Omit every picture while you reproduce the entries that follow word for word.

(Beginning of Source data)

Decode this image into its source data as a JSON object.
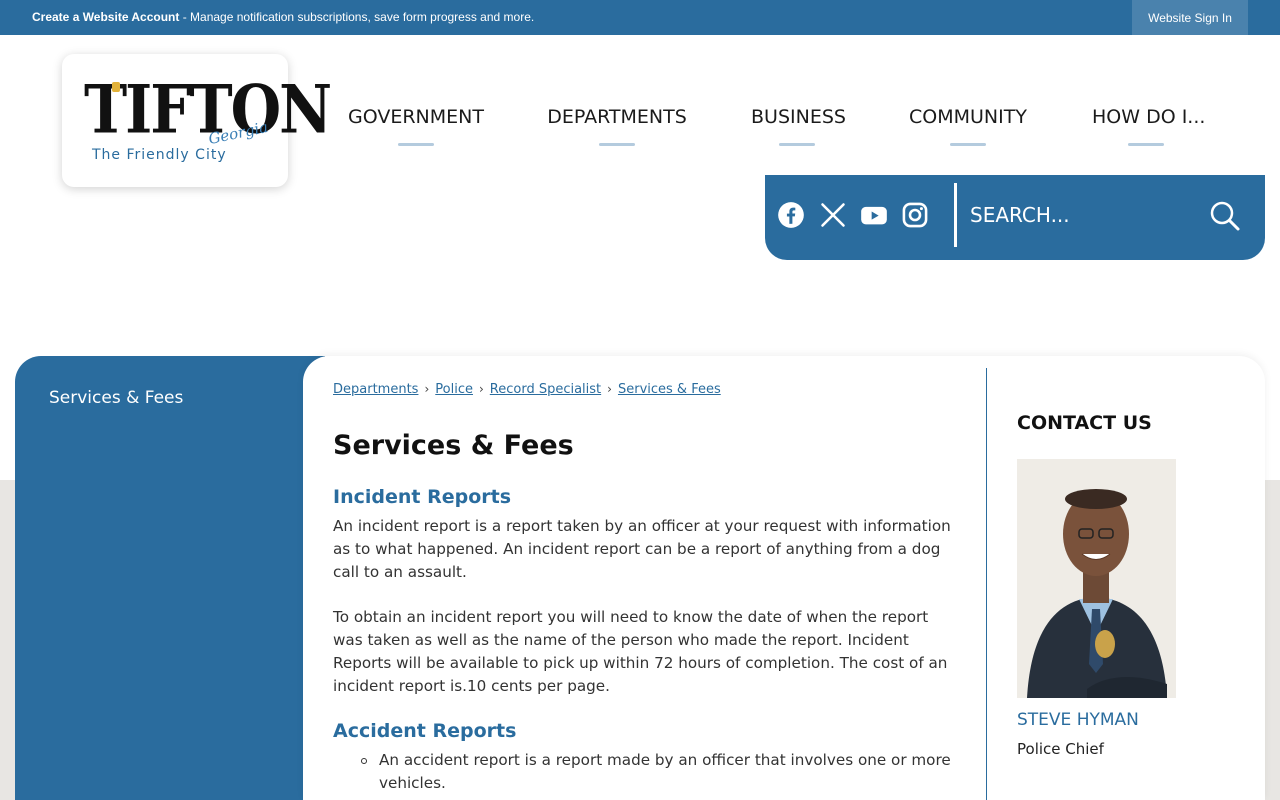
{
  "topbar": {
    "create_account": "Create a Website Account",
    "message": " - Manage notification subscriptions, save form progress and more.",
    "signin": "Website Sign In"
  },
  "logo": {
    "word": "TIFTON",
    "state": "Georgia",
    "tagline": "The Friendly City"
  },
  "nav": [
    "GOVERNMENT",
    "DEPARTMENTS",
    "BUSINESS",
    "COMMUNITY",
    "HOW DO I..."
  ],
  "social": {
    "icons": [
      "facebook-icon",
      "x-icon",
      "youtube-icon",
      "instagram-icon"
    ],
    "search_placeholder": "SEARCH..."
  },
  "sidebar": {
    "items": [
      {
        "label": "Services & Fees"
      }
    ]
  },
  "breadcrumb": [
    "Departments",
    "Police",
    "Record Specialist",
    "Services & Fees"
  ],
  "main": {
    "title": "Services & Fees",
    "incident_heading": "Incident Reports",
    "incident_p1": "An incident report is a report taken by an officer at your request with information as to what happened. An incident report can be a report of anything from a dog call to an assault.",
    "incident_p2": "To obtain an incident report you will need to know the date of when the report was taken as well as the name of the person who made the report. Incident Reports will be available to pick up within 72 hours of completion. The cost of an incident report is.10 cents per page.",
    "accident_heading": "Accident Reports",
    "accident_bullets": [
      "An accident report is a report made by an officer that involves one or more vehicles."
    ]
  },
  "contact": {
    "heading": "CONTACT US",
    "name": "STEVE HYMAN",
    "role": "Police Chief"
  },
  "colors": {
    "brand_blue": "#2a6c9e",
    "gray_band": "#e8e6e3"
  }
}
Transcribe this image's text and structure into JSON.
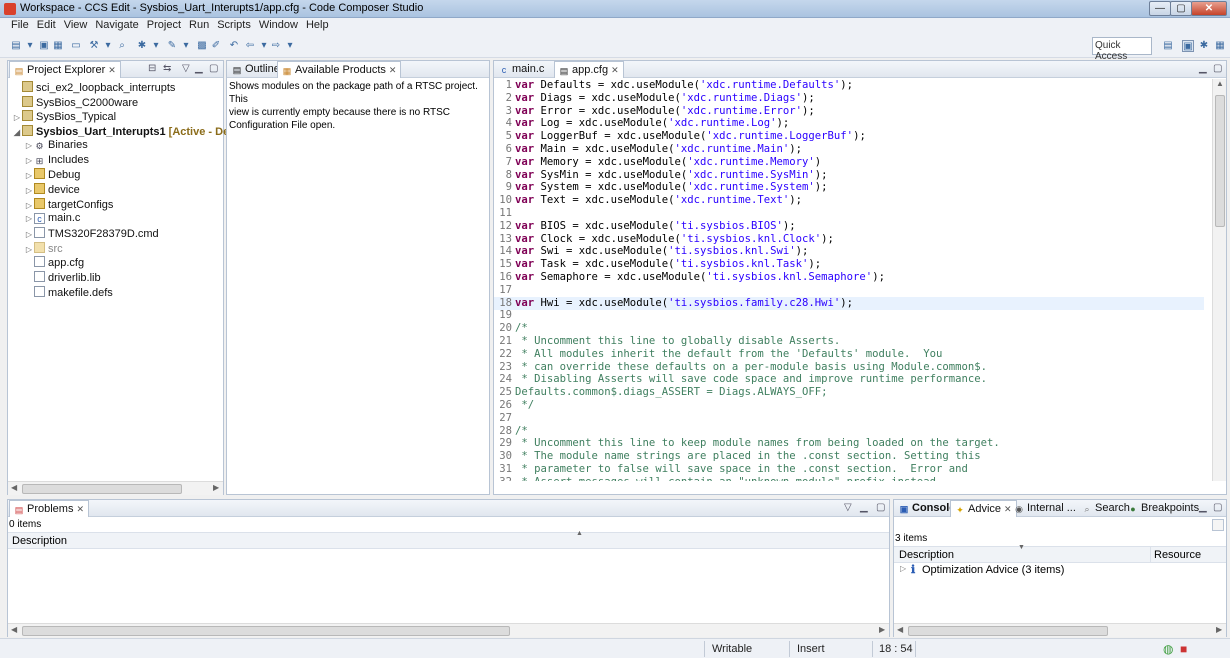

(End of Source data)

→ **Result**
Decode this image into its source data as a JSON object.
{
  "topbar": {
    "create_account": "Create a Website Account",
    "message": " - Manage notification subscriptions, save form progress and more.",
    "signin": "Website Sign In"
  },
  "logo": {
    "word": "TIFTON",
    "state": "Georgia",
    "tagline": "The Friendly City"
  },
  "nav": [
    "GOVERNMENT",
    "DEPARTMENTS",
    "BUSINESS",
    "COMMUNITY",
    "HOW DO I..."
  ],
  "social": {
    "icons": [
      "facebook-icon",
      "x-icon",
      "youtube-icon",
      "instagram-icon"
    ],
    "search_placeholder": "SEARCH..."
  },
  "sidebar": {
    "items": [
      {
        "label": "Services & Fees"
      }
    ]
  },
  "breadcrumb": [
    "Departments",
    "Police",
    "Record Specialist",
    "Services & Fees"
  ],
  "main": {
    "title": "Services & Fees",
    "incident_heading": "Incident Reports",
    "incident_p1": "An incident report is a report taken by an officer at your request with information as to what happened. An incident report can be a report of anything from a dog call to an assault.",
    "incident_p2": "To obtain an incident report you will need to know the date of when the report was taken as well as the name of the person who made the report. Incident Reports will be available to pick up within 72 hours of completion. The cost of an incident report is.10 cents per page.",
    "accident_heading": "Accident Reports",
    "accident_bullets": [
      "An accident report is a report made by an officer that involves one or more vehicles."
    ]
  },
  "contact": {
    "heading": "CONTACT US",
    "name": "STEVE HYMAN",
    "role": "Police Chief"
  },
  "colors": {
    "brand_blue": "#2a6c9e",
    "gray_band": "#e8e6e3"
  }
}
Transcribe this image's text and structure into JSON.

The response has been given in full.